E.L. Doctorow, who wrote several great novels and one perfect one (Ragtime), sadly just died. Historical fiction can be a really tiresome thing in most hands, especially when the subjects are recent ones, but Doctorow was as good as anyone at the truth-fiction mélange. I’ve never read his early sci-fi book, Big As Life, and would like to.
A brief 1975 People magazine article cataloged that rare moment when literary success dovetailed with the commercial kind, Apparently, Robert Altman was first set to direct the big-screen adaptation of Ragtime, those honors eventually falling to Milos Forman. The opening:
The offers went up like the temperature in steamy Manhattan—$1 million, $1.5 million. And when the final bid of $1.85 million came in, an ambitious 270-page novel called Ragtime had made literary history. It was the highest price ever paid for paperback rights to a book—edging out the Joy of Cooking by $350,000. Nine publishing houses spent more than 12 hours politely jockeying before Bantam Books made the deal.

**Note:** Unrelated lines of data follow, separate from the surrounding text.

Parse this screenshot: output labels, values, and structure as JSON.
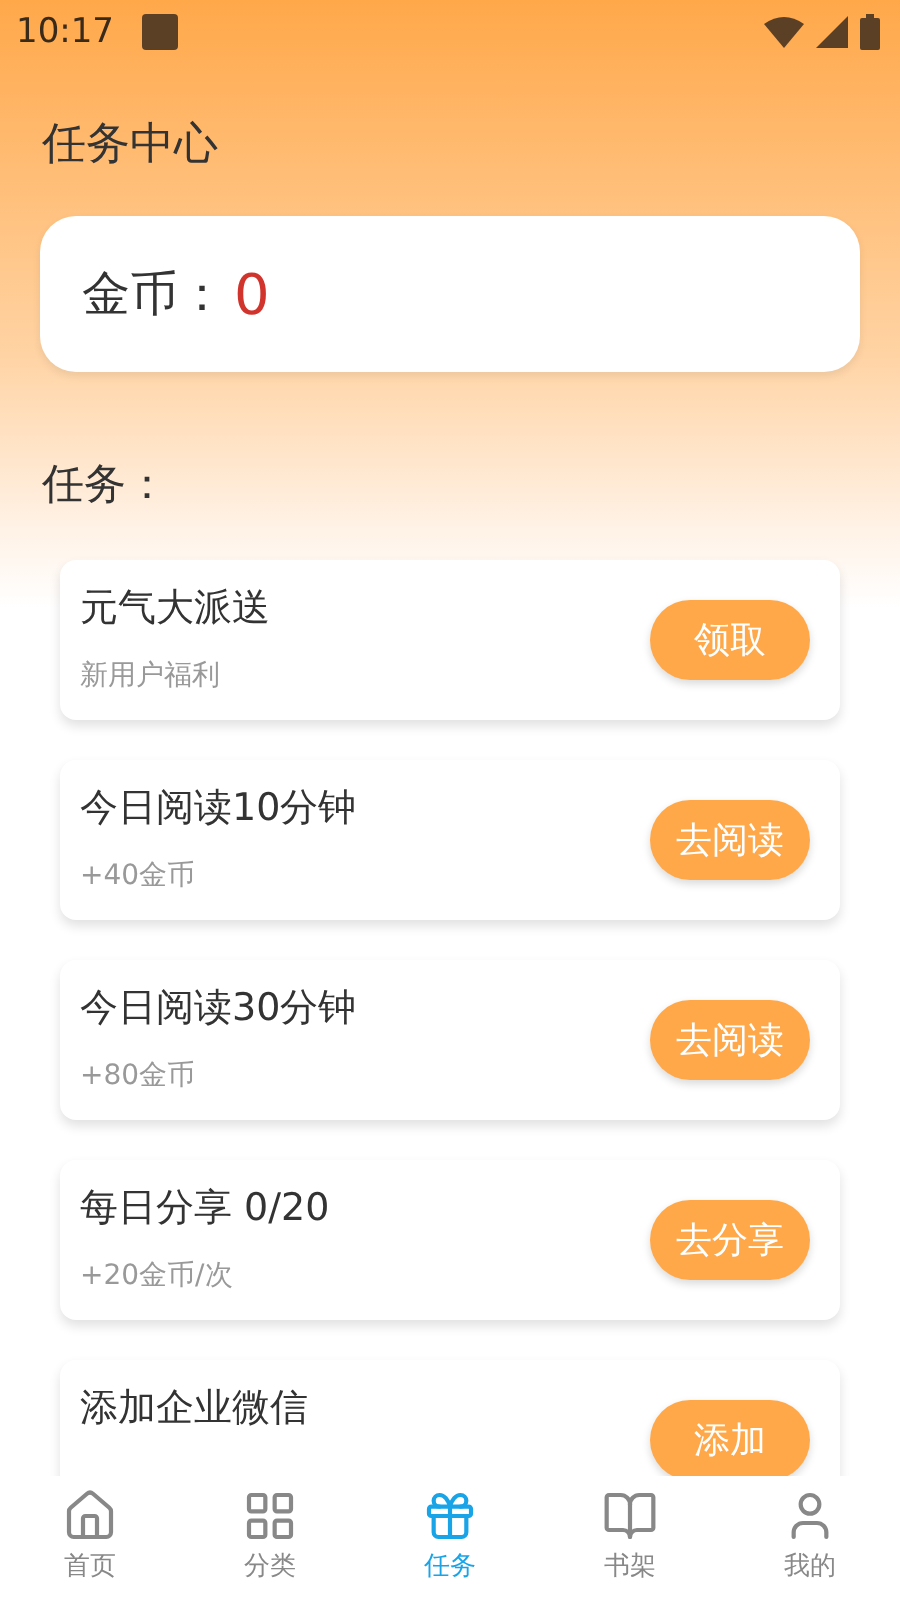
{
  "status_bar": {
    "time": "10:17"
  },
  "title": "任务中心",
  "coins": {
    "label": "金币：",
    "value": "0"
  },
  "tasks_heading": "任务：",
  "tasks": [
    {
      "title": "元气大派送",
      "subtitle": "新用户福利",
      "action": "领取"
    },
    {
      "title": "今日阅读10分钟",
      "subtitle": "+40金币",
      "action": "去阅读"
    },
    {
      "title": "今日阅读30分钟",
      "subtitle": "+80金币",
      "action": "去阅读"
    },
    {
      "title": "每日分享 0/20",
      "subtitle": "+20金币/次",
      "action": "去分享"
    },
    {
      "title": "添加企业微信",
      "action": "添加"
    }
  ],
  "nav": [
    {
      "label": "首页",
      "selected": false
    },
    {
      "label": "分类",
      "selected": false
    },
    {
      "label": "任务",
      "selected": true
    },
    {
      "label": "书架",
      "selected": false
    },
    {
      "label": "我的",
      "selected": false
    }
  ]
}
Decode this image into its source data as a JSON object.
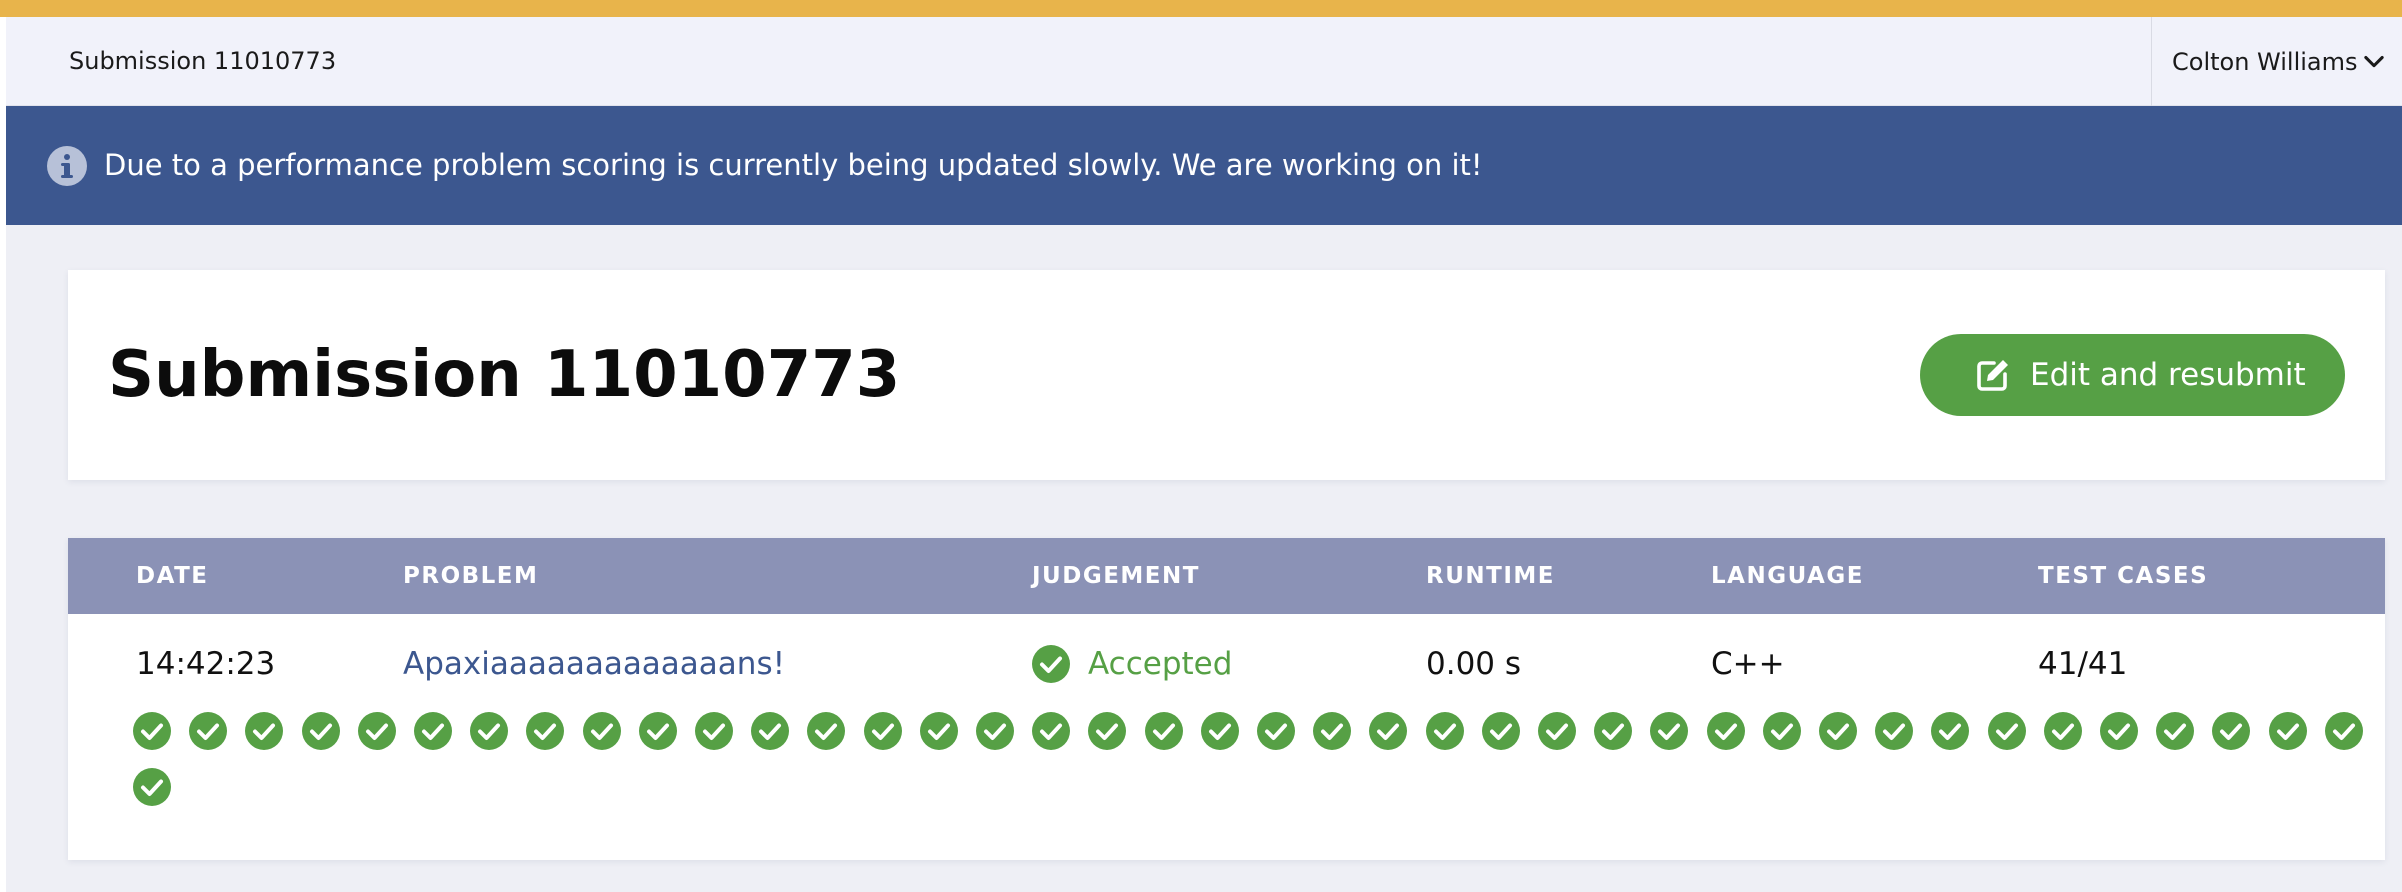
{
  "topbar": {
    "title": "Submission 11010773",
    "user_name": "Colton Williams"
  },
  "banner": {
    "icon": "info-icon",
    "text": "Due to a performance problem scoring is currently being updated slowly. We are working on it!"
  },
  "header": {
    "title": "Submission 11010773",
    "resubmit_label": "Edit and resubmit",
    "resubmit_icon": "edit-icon"
  },
  "table": {
    "columns": [
      "DATE",
      "PROBLEM",
      "JUDGEMENT",
      "RUNTIME",
      "LANGUAGE",
      "TEST CASES"
    ],
    "row": {
      "date": "14:42:23",
      "problem": "Apaxiaaaaaaaaaaaaans!",
      "judgement": "Accepted",
      "runtime": "0.00 s",
      "language": "C++",
      "test_cases": "41/41"
    }
  },
  "test_cases": {
    "total": 41,
    "passed": 41,
    "status": "accepted"
  },
  "colors": {
    "accent": "#e8b44b",
    "banner": "#3c578f",
    "success": "#56a045",
    "table_header": "#8b92b6",
    "link": "#3c578f"
  }
}
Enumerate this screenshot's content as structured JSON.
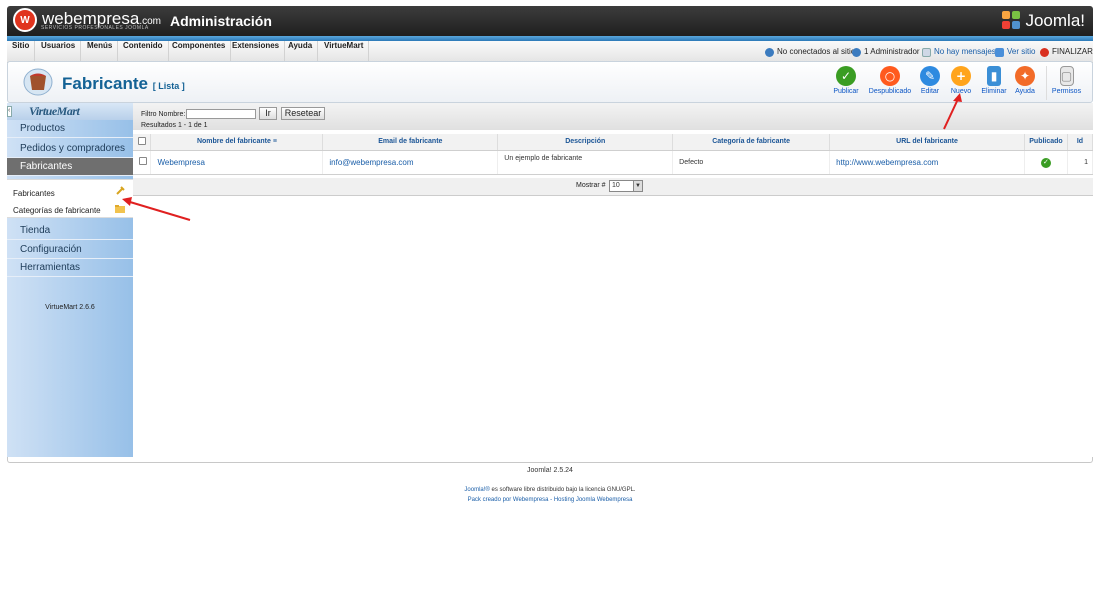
{
  "header": {
    "logo_mark": "W",
    "logo_name": "webempresa",
    "logo_suffix": ".com",
    "logo_sub": "SERVICIOS PROFESIONALES JOOMLA",
    "admin_title": "Administración",
    "joomla_logo": "Joomla!"
  },
  "menubar": {
    "items": [
      "Sitio",
      "Usuarios",
      "Menús",
      "Contenido",
      "Componentes",
      "Extensiones",
      "Ayuda",
      "VirtueMart"
    ],
    "status": {
      "visitors": "No conectados al sitio",
      "admins": "1 Administrador",
      "messages": "No hay mensajes",
      "view_site": "Ver sitio",
      "logout": "FINALIZAR"
    }
  },
  "toolbar": {
    "title": "Fabricante",
    "subtitle": "[ Lista ]",
    "buttons": {
      "publish": "Publicar",
      "unpublish": "Despublicado",
      "edit": "Editar",
      "new": "Nuevo",
      "delete": "Eliminar",
      "help": "Ayuda",
      "permissions": "Permisos"
    }
  },
  "sidebar": {
    "logo": "VirtueMart",
    "items": [
      "Productos",
      "Pedidos y compradores",
      "Fabricantes"
    ],
    "submenu": [
      "Fabricantes",
      "Categorías de fabricante"
    ],
    "items_after": [
      "Tienda",
      "Configuración",
      "Herramientas"
    ],
    "version": "VirtueMart 2.6.6"
  },
  "filter": {
    "label": "Filtro Nombre:",
    "value": "",
    "go_label": "Ir",
    "reset_label": "Resetear",
    "results": "Resultados 1 - 1 de 1"
  },
  "table": {
    "headers": [
      "Nombre del fabricante",
      "Email de fabricante",
      "Descripción",
      "Categoría de fabricante",
      "URL del fabricante",
      "Publicado",
      "Id"
    ],
    "rows": [
      {
        "name": "Webempresa",
        "email": "info@webempresa.com",
        "description": "Un ejemplo de fabricante",
        "category": "Defecto",
        "url": "http://www.webempresa.com",
        "published": "✓",
        "id": "1"
      }
    ]
  },
  "pagination": {
    "show_label": "Mostrar #",
    "limit": "10"
  },
  "footer": {
    "version": "Joomla! 2.5.24",
    "license_link": "Joomla!®",
    "license_text": " es software libre distribuido bajo la licencia GNU/GPL.",
    "credit": "Pack creado por Webempresa - Hosting Joomla Webempresa"
  },
  "colors": {
    "accent_blue": "#146295",
    "annotation_red": "#e02020",
    "publish_green": "#3a9d23",
    "unpublish_orange": "#ff5a1e",
    "edit_blue": "#2e8ae0",
    "new_orange": "#ffa41c",
    "delete_blue": "#3b8fd6",
    "help_orange": "#f26b28"
  }
}
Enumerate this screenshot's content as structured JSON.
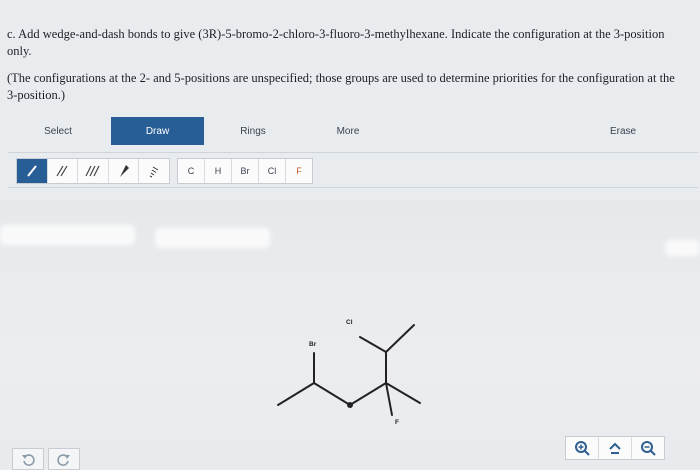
{
  "question": {
    "text": "c. Add wedge-and-dash bonds to give (3R)-5-bromo-2-chloro-3-fluoro-3-methylhexane. Indicate the configuration at the 3-position only.",
    "note": "(The configurations at the 2- and 5-positions are unspecified; those groups are used to determine priorities for the configuration at the 3-position.)"
  },
  "toolbar": {
    "select": "Select",
    "draw": "Draw",
    "rings": "Rings",
    "more": "More",
    "erase": "Erase"
  },
  "atoms": [
    "C",
    "H",
    "Br",
    "Cl",
    "F"
  ],
  "molecule": {
    "labels": {
      "cl": "Cl",
      "br": "Br",
      "f": "F"
    }
  },
  "colors": {
    "accent": "#275e96",
    "icon": "#2e5f8f"
  }
}
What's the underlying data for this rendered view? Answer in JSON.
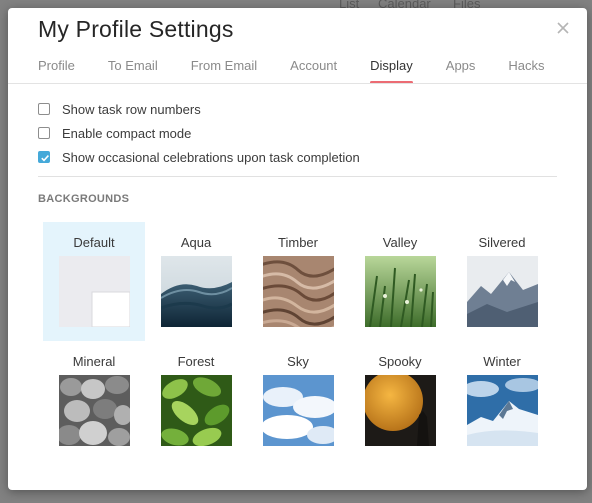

Ragtime‘s genteel, 44-year-old author E.L. Doctorow did not, of course, attend the vulgar merchandising rites. That’s what agents are for. Doctorow was in fact 45 minutes from Broadway, browsing in a New Rochelle bookstore with his 13-year-old son, Sam, at the historic moment of sale. Finally reached by phone by his hardback publisher at Random House, Doctorow was pleased but not overwhelmed at the news that he was an instant millionaire (he will receive half the $1.8 million plus royalties on the best-selling hard cover). His three previous novels—critical but not financial triumphs—had given him a Garboesque perspective on wealth. “I really feel,” Doctorow says, “that money is like sex—it’s a private matter.”
For Bantam, the transaction will turn financially sour unless it can peddle Ragtime, to be published next summer at over $2 a copy, to 4 or 5 million customers. A big box-office movie usually helps push paperback sales, and film rights for Ragtime have been sold to this year’s top director, Robert (Nashville) Altman. Doctorow has already heard from a fellow alumnus of Kenyon College in Ohio who wants to be one of the leads. “Remember me?” asked Paul Newman. “We went to college together, and I’d love to play in the movie.” “Terrific,” said a flattered Doctorow—who graduated in 1952, three years after the 50-year-old Newman, and never met the actor—”you’d be great for the part of the father.” But, protested Newman, “I want to play the younger brother.”•
Tags: E.L. Doctorow